When I snapped the shots you see here, I discovered most came out very dark; that the film was shot in shadows. It does begin in black-and-white; when the first revelation occurs (she returns), it moves into color. It goes back and forth between black-and-white and color. It ends in black-and-white as he flees. This gives us a feel of the past frozen before us. I was thrilled by many shots showing Huppert’s beauty, and how carefully Chereau caught the husband’s cracking up with taste. The shots are like pictures, framed, very stylized, artificial. Chereau talked about his cinematographer, Eric Gautier; like Francesco Mereilles, Chereau has had one person he relies on consistently and he knows how central this man is to his films.

I’d love to read an insightful study of this film. Jim tells me Chereau is famous for a Wagner ring he did in the 1970s where he took Shaw’s analysis of the opera as about capitalism seriously. Chereau (like Francesca Zambello’s direction of Das Rheingold) dressed the actor-singers in 1920s evening clothes. That works very well.

Huppert’s career has been just a brilliant one. Chereau says he chose her for the role after he watched her in the film adaptation of Jelinek’s The Piano Teacher. I am just so drawn to her performances and the types she plays in all her films. I have written about The Piano Teacher and Claire Denis’s White Material

I don’t remember seeing Pascal Greggory before. He seems to me to be able to break away from the usual demand most other actors are unable to rid themselves of: that they keep up a hard invulnerability masculinity which only cracks occasionally so that their understand of vulnerability is never explored. An actor I’ve seen recently who can break this taboo at length is Martin Freeman as Watson in the new Sherlock.

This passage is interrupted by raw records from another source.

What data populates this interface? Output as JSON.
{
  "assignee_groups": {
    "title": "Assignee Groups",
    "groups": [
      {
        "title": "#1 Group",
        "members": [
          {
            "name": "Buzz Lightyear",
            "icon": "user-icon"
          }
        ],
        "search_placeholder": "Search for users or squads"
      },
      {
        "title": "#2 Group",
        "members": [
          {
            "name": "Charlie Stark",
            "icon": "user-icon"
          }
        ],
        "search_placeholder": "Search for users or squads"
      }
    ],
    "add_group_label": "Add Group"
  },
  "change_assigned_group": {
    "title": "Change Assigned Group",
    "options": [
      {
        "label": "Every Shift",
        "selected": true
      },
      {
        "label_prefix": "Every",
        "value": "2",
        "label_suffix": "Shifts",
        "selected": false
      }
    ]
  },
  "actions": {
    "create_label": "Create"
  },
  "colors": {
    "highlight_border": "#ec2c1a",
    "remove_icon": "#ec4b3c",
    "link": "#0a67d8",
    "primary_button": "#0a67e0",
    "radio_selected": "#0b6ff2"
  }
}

I will go on to explore a another of the films that the finer film studies in Victorian Literature and Film thoroughly examined. I know that Louise McDonald’s take on Kubrick’s Barry Lyndon is spot on, but I would like to try Atom Egoyan’s 1997 film The Sweet Hereafter.


Read Full Post »